Different numerical linear algebra and numerical optimization methods have different size regimes where they're a 'good idea', in addition to their own properties. For example, for very large optimization problems, gradient, stochastic gradient and coordinate descent methods are used instead of Newton or Interior Point methods because you don't have to deal with the Hessian. Similarly, dense linear solver methods stop being feasible after a certain size.
So given that both the algorithms and the computer hardware are changing constantly, what's a good way to know, and keep up with, how big is too big for standard linear algebra and optimization solvers?
(I'm thinking about this because when you're an end-user of numerics algorithms it's important to have a vague idea when those algorithms can be applied. Part of that is problem structure and the sort of solution desired, but part of it is also just the size of the problem.)

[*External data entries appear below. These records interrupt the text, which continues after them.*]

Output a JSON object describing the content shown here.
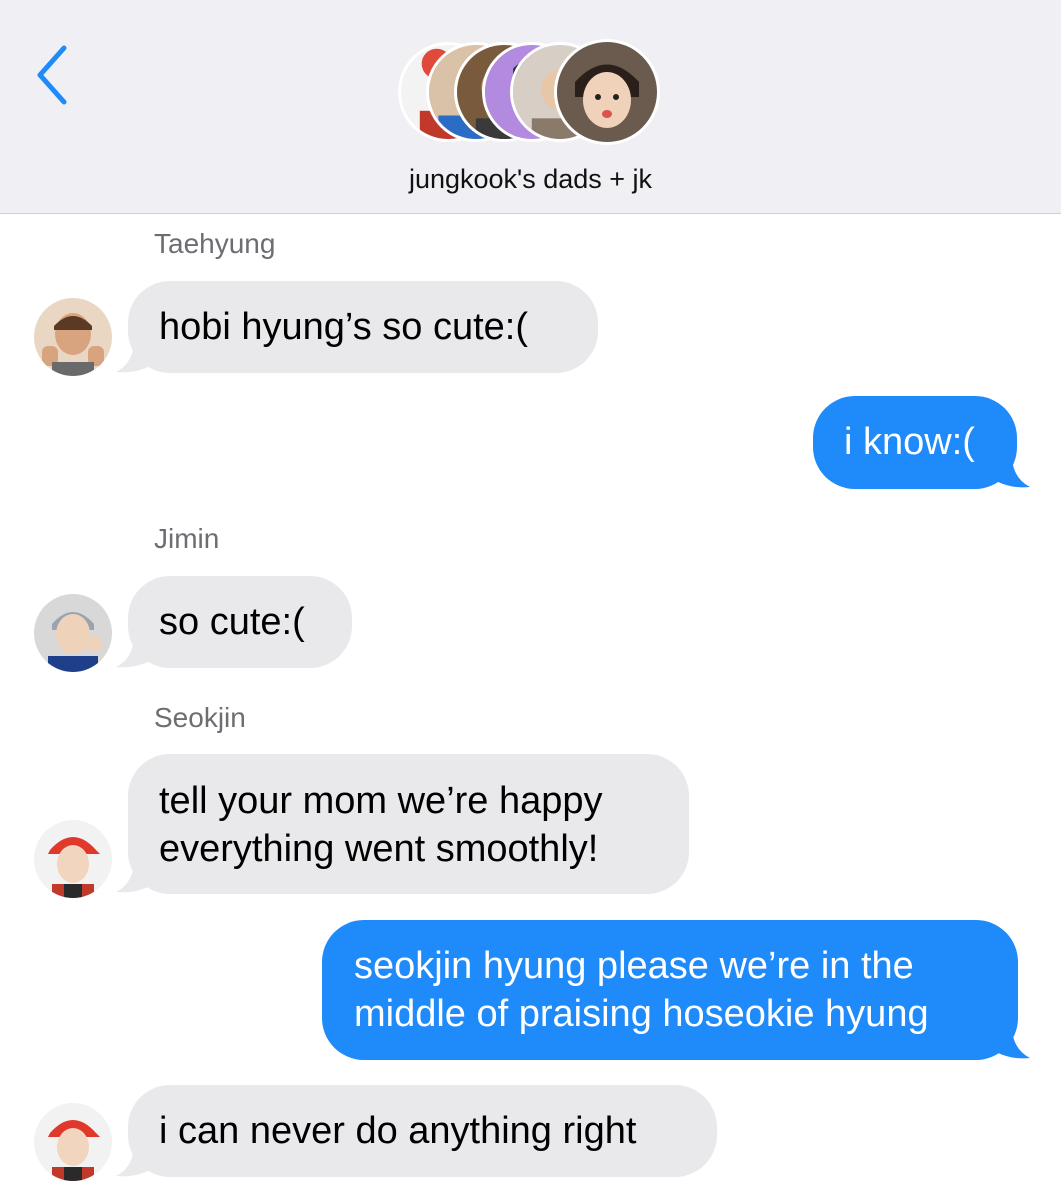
{
  "header": {
    "back_icon": "chevron-left-icon",
    "group_title": "jungkook's dads + jk",
    "accent_color": "#1f8af9"
  },
  "messages": [
    {
      "sender": "Taehyung",
      "direction": "incoming",
      "text": "hobi hyung’s so cute:("
    },
    {
      "sender": "me",
      "direction": "outgoing",
      "text": "i know:("
    },
    {
      "sender": "Jimin",
      "direction": "incoming",
      "text": "so cute:("
    },
    {
      "sender": "Seokjin",
      "direction": "incoming",
      "lines": [
        "tell your mom we’re happy",
        "everything went smoothly!"
      ]
    },
    {
      "sender": "me",
      "direction": "outgoing",
      "lines": [
        "seokjin hyung please we’re in the",
        "middle of praising hoseokie hyung"
      ]
    },
    {
      "sender": "Seokjin",
      "direction": "incoming",
      "text": "i can never do anything right"
    }
  ],
  "colors": {
    "incoming_bubble": "#e9e9eb",
    "outgoing_bubble": "#1f8af9",
    "header_background": "#f0eff4",
    "sender_name": "#6d6d72"
  }
}
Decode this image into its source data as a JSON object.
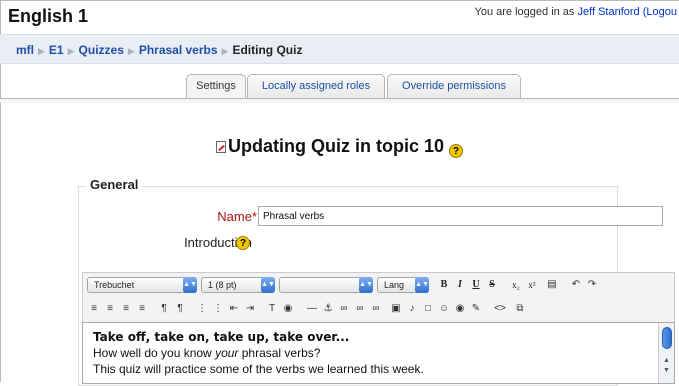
{
  "site": {
    "title": "English 1",
    "login_prefix": "You are logged in as",
    "user_name": "Jeff Stanford",
    "logout": "(Logou"
  },
  "breadcrumb": [
    "mfl",
    "E1",
    "Quizzes",
    "Phrasal verbs"
  ],
  "breadcrumb_current": "Editing Quiz",
  "tabs": [
    "Settings",
    "Locally assigned roles",
    "Override permissions"
  ],
  "heading": "Updating Quiz in topic 10",
  "form": {
    "legend": "General",
    "name_label": "Name",
    "required_mark": "*",
    "name_value": "Phrasal verbs",
    "intro_label": "Introduction"
  },
  "editor": {
    "font_family": "Trebuchet",
    "font_size": "1 (8 pt)",
    "format": "",
    "lang": "Lang",
    "content": [
      "Take off, take on, take up, take over...",
      "How well do you know ",
      "your",
      " phrasal verbs?",
      "This quiz will practice some of the verbs we learned this week."
    ]
  },
  "colors": {
    "link": "#1d4fa6",
    "navbar": "#e9eef4",
    "required": "#cc0000"
  }
}
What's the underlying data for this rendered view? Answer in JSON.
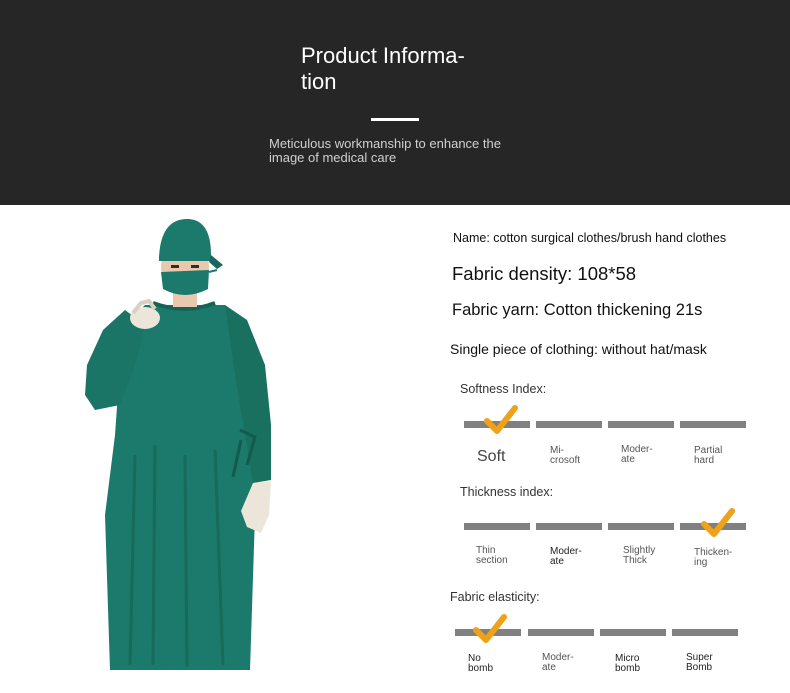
{
  "banner": {
    "title": "Product Informa- tion",
    "subtitle": "Meticulous workmanship to enhance the image of medical care"
  },
  "product": {
    "name": "Name: cotton surgical clothes/brush hand clothes",
    "density": "Fabric density: 108*58",
    "yarn": "Fabric yarn: Cotton thickening 21s",
    "piece": "Single piece of clothing: without hat/mask"
  },
  "softness": {
    "title": "Softness Index:",
    "levels": [
      "Soft",
      "Mi- crosoft",
      "Moder- ate",
      "Partial hard"
    ],
    "selected": "Soft"
  },
  "thickness": {
    "title": "Thickness index:",
    "levels": [
      "Thin section",
      "Moder- ate",
      "Slightly Thick",
      "Thicken- ing"
    ],
    "selected": "Thicken- ing"
  },
  "elasticity": {
    "title": "Fabric elasticity:",
    "levels": [
      "No bomb",
      "Moder- ate",
      "Micro bomb",
      "Super Bomb"
    ],
    "selected": "No bomb"
  },
  "colors": {
    "banner_bg": "#262626",
    "gown_green": "#1b7a6b",
    "bar_gray": "#808080",
    "check_orange": "#f0a11a"
  }
}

EDIT: For more concreteness, what got me thinking about this was varying rules of thumb on the upper bounds for how large a problem interior point algorithms could solve. Earlier papers said the dimensionality should be around 1000 while later papers had revised upwards to 5000 and even more recent papers allow for even larger depending on if you can take advantage of sparsity. That's a rather large range, so I'm curious what is large for state of the art interior point methods.